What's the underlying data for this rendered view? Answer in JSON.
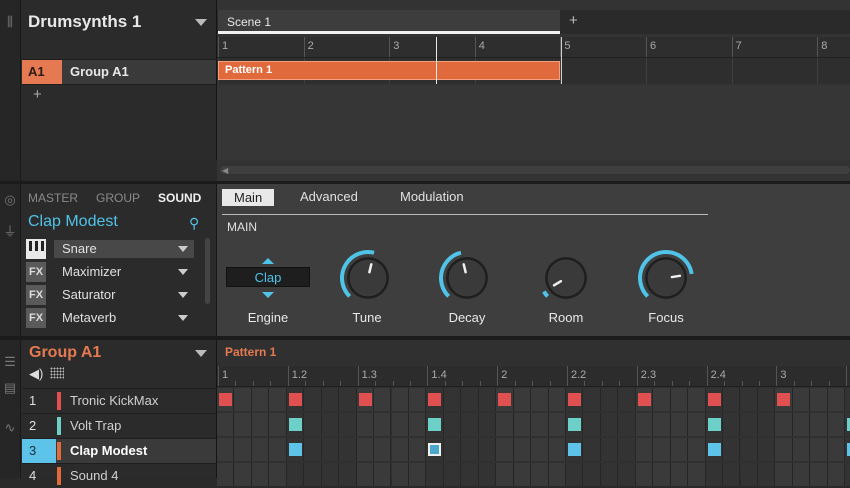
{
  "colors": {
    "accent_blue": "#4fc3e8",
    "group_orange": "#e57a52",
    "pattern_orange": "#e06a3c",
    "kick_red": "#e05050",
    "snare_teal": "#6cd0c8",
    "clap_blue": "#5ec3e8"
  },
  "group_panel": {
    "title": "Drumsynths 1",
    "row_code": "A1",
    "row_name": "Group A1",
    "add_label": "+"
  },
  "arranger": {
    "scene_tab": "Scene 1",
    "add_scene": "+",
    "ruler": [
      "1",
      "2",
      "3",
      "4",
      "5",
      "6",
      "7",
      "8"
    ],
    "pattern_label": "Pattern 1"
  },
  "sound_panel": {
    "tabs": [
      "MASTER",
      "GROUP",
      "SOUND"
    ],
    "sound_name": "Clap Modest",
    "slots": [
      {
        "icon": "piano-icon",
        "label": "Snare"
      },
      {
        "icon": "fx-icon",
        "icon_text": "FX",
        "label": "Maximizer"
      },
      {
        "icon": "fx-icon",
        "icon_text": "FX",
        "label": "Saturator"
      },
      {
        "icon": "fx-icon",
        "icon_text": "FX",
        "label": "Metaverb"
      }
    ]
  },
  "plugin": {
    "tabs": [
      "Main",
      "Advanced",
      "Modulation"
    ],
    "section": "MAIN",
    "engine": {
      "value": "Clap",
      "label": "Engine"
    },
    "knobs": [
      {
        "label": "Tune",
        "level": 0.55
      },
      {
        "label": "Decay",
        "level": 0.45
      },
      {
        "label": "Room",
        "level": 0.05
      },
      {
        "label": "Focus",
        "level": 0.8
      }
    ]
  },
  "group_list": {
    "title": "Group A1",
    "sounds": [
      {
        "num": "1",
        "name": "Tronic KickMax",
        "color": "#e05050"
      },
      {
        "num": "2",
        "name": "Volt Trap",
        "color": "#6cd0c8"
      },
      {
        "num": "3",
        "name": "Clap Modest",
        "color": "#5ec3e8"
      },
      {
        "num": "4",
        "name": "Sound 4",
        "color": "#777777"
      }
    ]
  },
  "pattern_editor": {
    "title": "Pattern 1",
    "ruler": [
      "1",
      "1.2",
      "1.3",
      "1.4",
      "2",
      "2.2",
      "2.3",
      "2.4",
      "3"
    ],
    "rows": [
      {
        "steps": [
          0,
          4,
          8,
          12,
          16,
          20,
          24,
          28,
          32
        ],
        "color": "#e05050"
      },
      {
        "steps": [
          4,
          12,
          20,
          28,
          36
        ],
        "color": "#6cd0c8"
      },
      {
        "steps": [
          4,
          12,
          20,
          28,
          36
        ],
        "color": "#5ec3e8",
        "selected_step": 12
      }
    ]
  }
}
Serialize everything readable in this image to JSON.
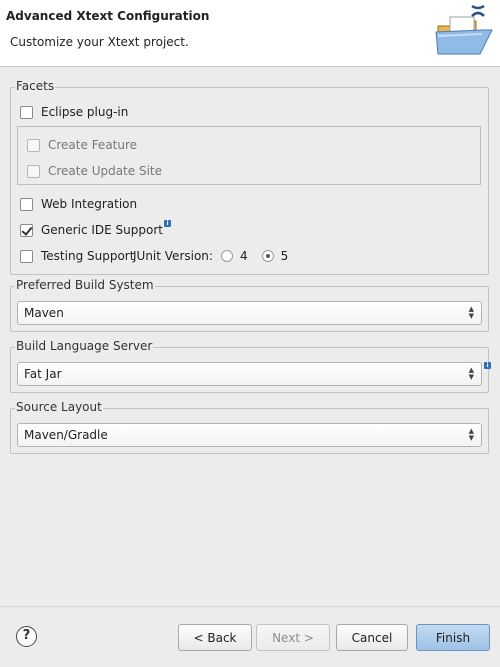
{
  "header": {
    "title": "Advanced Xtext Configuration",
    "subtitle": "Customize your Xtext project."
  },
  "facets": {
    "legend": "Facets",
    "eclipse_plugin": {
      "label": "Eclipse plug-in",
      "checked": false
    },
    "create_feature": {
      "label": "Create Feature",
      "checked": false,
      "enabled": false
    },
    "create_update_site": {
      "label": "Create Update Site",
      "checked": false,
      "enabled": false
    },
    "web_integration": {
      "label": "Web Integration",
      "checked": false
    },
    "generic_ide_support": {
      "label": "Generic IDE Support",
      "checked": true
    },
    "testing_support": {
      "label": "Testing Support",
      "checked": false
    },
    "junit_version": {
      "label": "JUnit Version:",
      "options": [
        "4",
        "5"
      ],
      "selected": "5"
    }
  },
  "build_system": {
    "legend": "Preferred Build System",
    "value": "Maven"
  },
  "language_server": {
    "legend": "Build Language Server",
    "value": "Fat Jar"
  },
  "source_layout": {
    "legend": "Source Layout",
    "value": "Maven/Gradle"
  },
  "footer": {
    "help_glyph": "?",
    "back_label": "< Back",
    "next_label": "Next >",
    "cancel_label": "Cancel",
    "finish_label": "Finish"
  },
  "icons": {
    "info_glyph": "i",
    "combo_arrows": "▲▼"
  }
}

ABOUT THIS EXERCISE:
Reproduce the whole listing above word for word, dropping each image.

SOLVED EXERCISE:
What's the underlying data for this rendered view? Answer in JSON.
{
  "colors": {
    "accent_blue": "#4fc3e8",
    "group_orange": "#e57a52",
    "pattern_orange": "#e06a3c",
    "kick_red": "#e05050",
    "snare_teal": "#6cd0c8",
    "clap_blue": "#5ec3e8"
  },
  "group_panel": {
    "title": "Drumsynths 1",
    "row_code": "A1",
    "row_name": "Group A1",
    "add_label": "+"
  },
  "arranger": {
    "scene_tab": "Scene 1",
    "add_scene": "+",
    "ruler": [
      "1",
      "2",
      "3",
      "4",
      "5",
      "6",
      "7",
      "8"
    ],
    "pattern_label": "Pattern 1"
  },
  "sound_panel": {
    "tabs": [
      "MASTER",
      "GROUP",
      "SOUND"
    ],
    "sound_name": "Clap Modest",
    "slots": [
      {
        "icon": "piano-icon",
        "label": "Snare"
      },
      {
        "icon": "fx-icon",
        "icon_text": "FX",
        "label": "Maximizer"
      },
      {
        "icon": "fx-icon",
        "icon_text": "FX",
        "label": "Saturator"
      },
      {
        "icon": "fx-icon",
        "icon_text": "FX",
        "label": "Metaverb"
      }
    ]
  },
  "plugin": {
    "tabs": [
      "Main",
      "Advanced",
      "Modulation"
    ],
    "section": "MAIN",
    "engine": {
      "value": "Clap",
      "label": "Engine"
    },
    "knobs": [
      {
        "label": "Tune",
        "level": 0.55
      },
      {
        "label": "Decay",
        "level": 0.45
      },
      {
        "label": "Room",
        "level": 0.05
      },
      {
        "label": "Focus",
        "level": 0.8
      }
    ]
  },
  "group_list": {
    "title": "Group A1",
    "sounds": [
      {
        "num": "1",
        "name": "Tronic KickMax",
        "color": "#e05050"
      },
      {
        "num": "2",
        "name": "Volt Trap",
        "color": "#6cd0c8"
      },
      {
        "num": "3",
        "name": "Clap Modest",
        "color": "#5ec3e8"
      },
      {
        "num": "4",
        "name": "Sound 4",
        "color": "#777777"
      }
    ]
  },
  "pattern_editor": {
    "title": "Pattern 1",
    "ruler": [
      "1",
      "1.2",
      "1.3",
      "1.4",
      "2",
      "2.2",
      "2.3",
      "2.4",
      "3"
    ],
    "rows": [
      {
        "steps": [
          0,
          4,
          8,
          12,
          16,
          20,
          24,
          28,
          32
        ],
        "color": "#e05050"
      },
      {
        "steps": [
          4,
          12,
          20,
          28,
          36
        ],
        "color": "#6cd0c8"
      },
      {
        "steps": [
          4,
          12,
          20,
          28,
          36
        ],
        "color": "#5ec3e8",
        "selected_step": 12
      }
    ]
  }
}
Serialize everything readable in this image to JSON.
{
  "header": {
    "title": "Advanced Xtext Configuration",
    "subtitle": "Customize your Xtext project."
  },
  "facets": {
    "legend": "Facets",
    "eclipse_plugin": {
      "label": "Eclipse plug-in",
      "checked": false
    },
    "create_feature": {
      "label": "Create Feature",
      "checked": false,
      "enabled": false
    },
    "create_update_site": {
      "label": "Create Update Site",
      "checked": false,
      "enabled": false
    },
    "web_integration": {
      "label": "Web Integration",
      "checked": false
    },
    "generic_ide_support": {
      "label": "Generic IDE Support",
      "checked": true
    },
    "testing_support": {
      "label": "Testing Support",
      "checked": false
    },
    "junit_version": {
      "label": "JUnit Version:",
      "options": [
        "4",
        "5"
      ],
      "selected": "5"
    }
  },
  "build_system": {
    "legend": "Preferred Build System",
    "value": "Maven"
  },
  "language_server": {
    "legend": "Build Language Server",
    "value": "Fat Jar"
  },
  "source_layout": {
    "legend": "Source Layout",
    "value": "Maven/Gradle"
  },
  "footer": {
    "help_glyph": "?",
    "back_label": "< Back",
    "next_label": "Next >",
    "cancel_label": "Cancel",
    "finish_label": "Finish"
  },
  "icons": {
    "info_glyph": "i",
    "combo_arrows": "▲▼"
  }
}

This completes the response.